Speech by Federal Presdient Joachim Gauck at the presentation of the Transatlantic Partnership Award of the  American Chamber of Commerce in Germany Berlin, 28 January 2014 Presentation of the Transatlantic Partnership Award of the American Chamber of Commerce in Germany - Speech by the Federal President Joachim Gauck © Jürgen Gebhardt

Speech at the presentation of the Transatlantic Partnership Award of the American Chamber of Commerce in Germany to the Berlin and New York Philharmonic Orchestras:

This is an important evening, and it comes at the right time. The transatlantic partnership, the partnership between the United States of America and the Federal Republic of Germany, needs revitalising impetus. What’s more, its identity has to be reasserted and it requires strengthening. Today’s award ceremony is taking place in a festive setting.
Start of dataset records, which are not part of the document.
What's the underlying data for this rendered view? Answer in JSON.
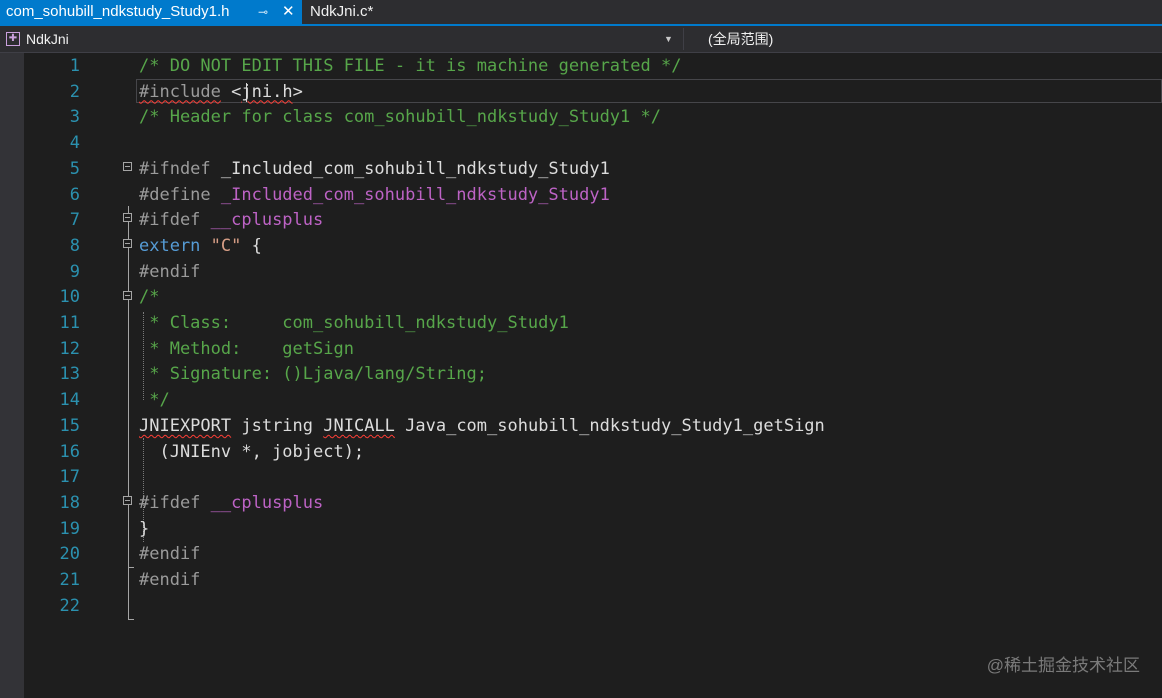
{
  "tabs": [
    {
      "label": "com_sohubill_ndkstudy_Study1.h",
      "active": true
    },
    {
      "label": "NdkJni.c*",
      "active": false
    }
  ],
  "tab_icons": {
    "pin": "⊸",
    "close": "✕"
  },
  "navbar": {
    "project": "NdkJni",
    "scope": "(全局范围)"
  },
  "editor": {
    "lines": [
      {
        "n": "1",
        "tokens": [
          {
            "t": "/* DO NOT EDIT THIS FILE - it is machine generated */",
            "c": "comment"
          }
        ]
      },
      {
        "n": "2",
        "tokens": [
          {
            "t": "#include",
            "c": "pre",
            "sq": true
          },
          {
            "t": " <",
            "c": "plain"
          },
          {
            "t": "jni.h",
            "c": "plain",
            "sq": true
          },
          {
            "t": ">",
            "c": "plain"
          }
        ]
      },
      {
        "n": "3",
        "tokens": [
          {
            "t": "/* Header for class com_sohubill_ndkstudy_Study1 */",
            "c": "comment"
          }
        ]
      },
      {
        "n": "4",
        "tokens": []
      },
      {
        "n": "5",
        "tokens": [
          {
            "t": "#ifndef ",
            "c": "pre"
          },
          {
            "t": "_Included_com_sohubill_ndkstudy_Study1",
            "c": "plain"
          }
        ]
      },
      {
        "n": "6",
        "tokens": [
          {
            "t": "#define ",
            "c": "pre"
          },
          {
            "t": "_Included_com_sohubill_ndkstudy_Study1",
            "c": "macro"
          }
        ]
      },
      {
        "n": "7",
        "tokens": [
          {
            "t": "#ifdef ",
            "c": "pre"
          },
          {
            "t": "__cplusplus",
            "c": "macro"
          }
        ]
      },
      {
        "n": "8",
        "tokens": [
          {
            "t": "extern ",
            "c": "kw"
          },
          {
            "t": "\"C\"",
            "c": "str"
          },
          {
            "t": " {",
            "c": "plain"
          }
        ]
      },
      {
        "n": "9",
        "tokens": [
          {
            "t": "#endif",
            "c": "pre"
          }
        ]
      },
      {
        "n": "10",
        "tokens": [
          {
            "t": "/*",
            "c": "comment"
          }
        ]
      },
      {
        "n": "11",
        "tokens": [
          {
            "t": " * Class:     com_sohubill_ndkstudy_Study1",
            "c": "comment"
          }
        ]
      },
      {
        "n": "12",
        "tokens": [
          {
            "t": " * Method:    getSign",
            "c": "comment"
          }
        ]
      },
      {
        "n": "13",
        "tokens": [
          {
            "t": " * Signature: ()Ljava/lang/String;",
            "c": "comment"
          }
        ]
      },
      {
        "n": "14",
        "tokens": [
          {
            "t": " */",
            "c": "comment"
          }
        ]
      },
      {
        "n": "15",
        "tokens": [
          {
            "t": "JNIEXPORT",
            "c": "plain",
            "sq": true
          },
          {
            "t": " jstring ",
            "c": "plain"
          },
          {
            "t": "JNICALL",
            "c": "plain",
            "sq": true
          },
          {
            "t": " Java_com_sohubill_ndkstudy_Study1_getSign",
            "c": "plain"
          }
        ]
      },
      {
        "n": "16",
        "tokens": [
          {
            "t": "  (JNIEnv *, jobject);",
            "c": "plain"
          }
        ]
      },
      {
        "n": "17",
        "tokens": []
      },
      {
        "n": "18",
        "tokens": [
          {
            "t": "#ifdef ",
            "c": "pre"
          },
          {
            "t": "__cplusplus",
            "c": "macro"
          }
        ]
      },
      {
        "n": "19",
        "tokens": [
          {
            "t": "}",
            "c": "plain"
          }
        ]
      },
      {
        "n": "20",
        "tokens": [
          {
            "t": "#endif",
            "c": "pre"
          }
        ]
      },
      {
        "n": "21",
        "tokens": [
          {
            "t": "#endif",
            "c": "pre"
          }
        ]
      },
      {
        "n": "22",
        "tokens": []
      }
    ]
  },
  "watermark": "@稀土掘金技术社区",
  "colors": {
    "accent": "#007acc",
    "comment": "#57a64a",
    "preprocessor": "#9b9b9b",
    "macro": "#bd63c5",
    "keyword": "#569cd6",
    "string": "#d69d85",
    "line_number": "#2b91af"
  }
}
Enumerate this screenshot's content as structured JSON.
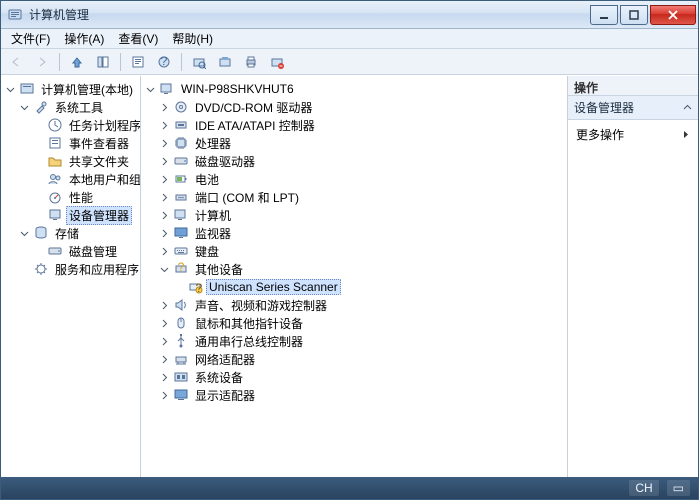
{
  "window": {
    "title": "计算机管理"
  },
  "menu": {
    "file": "文件(F)",
    "action": "操作(A)",
    "view": "查看(V)",
    "help": "帮助(H)"
  },
  "toolbar": {
    "back": "back",
    "forward": "forward",
    "up": "up",
    "show_hide": "show-hide-tree",
    "properties": "properties",
    "help": "help",
    "scan": "scan",
    "refresh": "refresh",
    "print": "print",
    "uninstall": "uninstall"
  },
  "left_tree": {
    "root": "计算机管理(本地)",
    "groups": [
      {
        "label": "系统工具",
        "children": [
          {
            "label": "任务计划程序",
            "icon": "clock-icon"
          },
          {
            "label": "事件查看器",
            "icon": "event-icon"
          },
          {
            "label": "共享文件夹",
            "icon": "folder-share-icon"
          },
          {
            "label": "本地用户和组",
            "icon": "users-icon"
          },
          {
            "label": "性能",
            "icon": "perf-icon"
          },
          {
            "label": "设备管理器",
            "icon": "device-mgr-icon",
            "selected": true
          }
        ]
      },
      {
        "label": "存储",
        "children": [
          {
            "label": "磁盘管理",
            "icon": "disk-icon"
          }
        ]
      },
      {
        "label": "服务和应用程序",
        "icon": "services-icon",
        "children": []
      }
    ]
  },
  "center_tree": {
    "root": "WIN-P98SHKVHUT6",
    "categories": [
      {
        "label": "DVD/CD-ROM 驱动器",
        "icon": "optical-icon"
      },
      {
        "label": "IDE ATA/ATAPI 控制器",
        "icon": "ide-icon"
      },
      {
        "label": "处理器",
        "icon": "cpu-icon"
      },
      {
        "label": "磁盘驱动器",
        "icon": "disk-icon"
      },
      {
        "label": "电池",
        "icon": "battery-icon"
      },
      {
        "label": "端口 (COM 和 LPT)",
        "icon": "port-icon"
      },
      {
        "label": "计算机",
        "icon": "computer-icon"
      },
      {
        "label": "监视器",
        "icon": "monitor-icon"
      },
      {
        "label": "键盘",
        "icon": "keyboard-icon"
      },
      {
        "label": "其他设备",
        "icon": "other-icon",
        "expanded": true,
        "children": [
          {
            "label": "Uniscan Series Scanner",
            "icon": "unknown-device-icon",
            "selected": true
          }
        ]
      },
      {
        "label": "声音、视频和游戏控制器",
        "icon": "sound-icon"
      },
      {
        "label": "鼠标和其他指针设备",
        "icon": "mouse-icon"
      },
      {
        "label": "通用串行总线控制器",
        "icon": "usb-icon"
      },
      {
        "label": "网络适配器",
        "icon": "network-icon"
      },
      {
        "label": "系统设备",
        "icon": "system-icon"
      },
      {
        "label": "显示适配器",
        "icon": "display-icon"
      }
    ]
  },
  "actions": {
    "header": "操作",
    "section": "设备管理器",
    "more": "更多操作"
  },
  "status": {
    "lang": "CH",
    "ime": "▭"
  }
}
That’s good, we can well use it.

For more than a century, the American Chamber of Commerce in Germany has been one of the key institutions and one of the reliable fixtures of our close bilateral relations. This year, it is conferring its Transatlantic Partnership Award on two cultural beacons from our countries.

I believe that has profound symbolic significance. The New York Philharmonic Orchestra on the one hand and the Berlin Philharmonic Orchestra on the other have their own very special place at the heart of their cultures. And the fact that the Transatlantic Partnership Award is going to these two institutions says more about the transatlantic partnership than any long speech could do.
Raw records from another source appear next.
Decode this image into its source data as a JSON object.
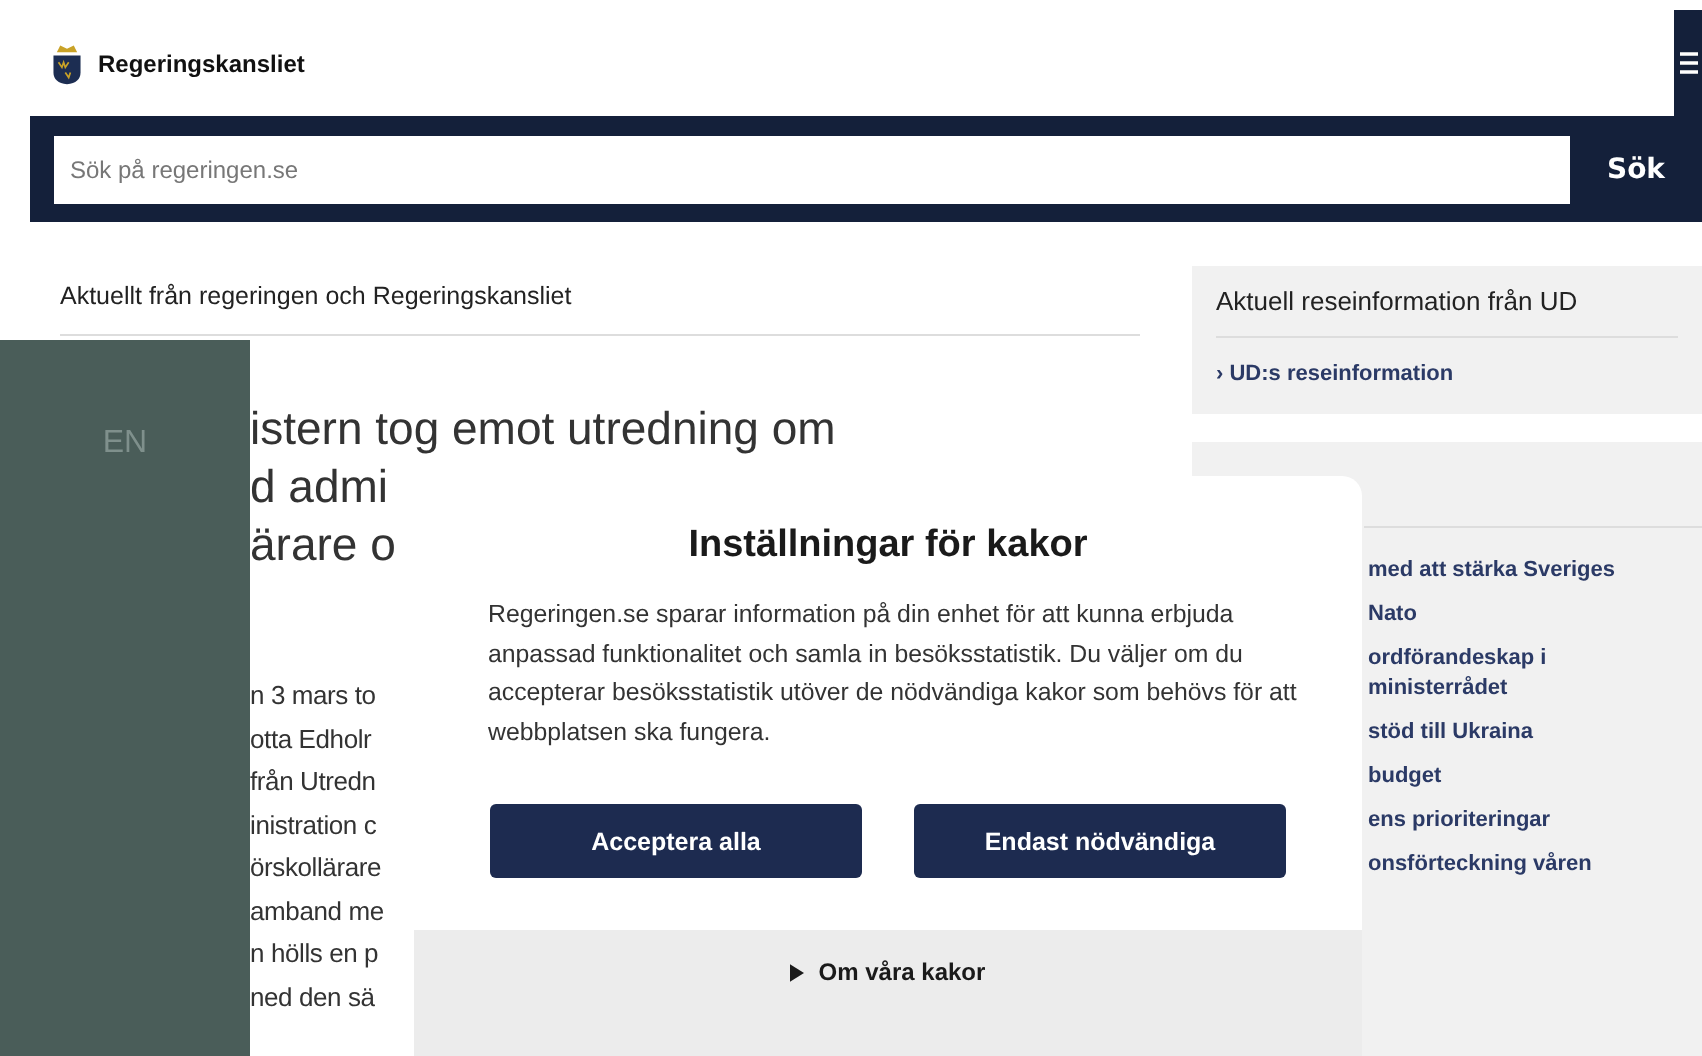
{
  "header": {
    "logo_text": "Regeringskansliet"
  },
  "search": {
    "placeholder": "Sök på regeringen.se",
    "button": "Sök"
  },
  "main": {
    "section_title": "Aktuellt från regeringen och Regeringskansliet",
    "headline_lines": [
      "istern tog emot utredning om",
      "d admi",
      "ärare o"
    ],
    "body_lines": [
      "n 3 mars to",
      "otta Edholr",
      "från Utredn",
      "inistration c",
      "örskollärare",
      "amband me",
      "n hölls en p",
      "ned den sä"
    ]
  },
  "sidebar": {
    "travel_box": {
      "title": "Aktuell reseinformation från UD",
      "link": "› UD:s reseinformation"
    },
    "links": [
      [
        "med att stärka Sveriges"
      ],
      [
        "Nato"
      ],
      [
        "ordförandeskap i",
        "ministerrådet"
      ],
      [
        "stöd till Ukraina"
      ],
      [
        "budget"
      ],
      [
        "ens prioriteringar"
      ],
      [
        "onsförteckning våren"
      ]
    ]
  },
  "language_panel": {
    "label": "EN"
  },
  "cookie_dialog": {
    "title": "Inställningar för kakor",
    "text": "Regeringen.se sparar information på din enhet för att kunna erbjuda anpassad funktionalitet och samla in besöksstatistik. Du väljer om du accepterar besöksstatistik utöver de nödvändiga kakor som behövs för att webbplatsen ska fungera.",
    "buttons": [
      "Acceptera alla",
      "Endast nödvändiga"
    ],
    "details_toggle": {
      "label": "Om våra kakor",
      "expanded": false
    }
  }
}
For it says no more and no less than that the transatlantic partnership, indeed the friendship between our two countries, is not a matter for marginal groups or minorities. Rather, it lies at the heart of our cultures.

If we know that then we can also endure and even overcome the tensions which have surfaced recently. Our countries have proven repeatedly that they are able to learn from their mistakes. I’m confident that we can do that again in the current climate. If one side cannot understand what the other is saying or doing in any given circumstances, we know thanks to trust which has grown over so many years that we will continue our dialogue and that we will find our way back to one another.

Sometimes we talk of a "culture of trust": one of the best ways to foster mutual understanding is to engage more intensively with each other’s culture. Ties between our civil societies help here. Every year, five million people from Germany travel to the United States. They go as business people, tourists, relatives and friends. Young Americans regard Berlin as one of the “coolest” cities in Europe. And they all mirror the close and long standing relations which link our nations. For example, the Transatlantic Trade and Investment Partnership we are seeking to conclude can boost prosperity on both sides of the Atlantic.

We have every reason to cultivate and expand our friendship and to grasp the opportunities of the future together. If we engage more intensively with each other’s culture, we will see much which we regard as familiar and plausible, as well as things which seem peculiar and even a bit alien to us. But we can take pleasure in that, too. I’m quite certain that in all of this we will recognise that what we have in common is far greater. The values we both cherish, preserve and defend are far greater. Our understanding for each other is far greater, as are our shared world views.

It’s especially important that some aspect about the other side fascinates us or kindles our enthusiasm. And the Chamber of Commerce has scored a bull’s eye with its choice of awardees this year.

What applies to the two orchestras honoured today and the high regard in which they are held, also applies to many other cultural spheres: we value, indeed we admire, each other’s great cultural feats. By honouring two of the most famous orchestras, and by showing our esteem for the transatlantic partnership in this happy and festive setting, we have demonstrated yet again the strong ties we share thanks to our cultures. If such festive occasions are possible and successful, then we will also manage to master day to day life with its tasks and challenges in such a way that our partnership and our friendship can grow and flourish.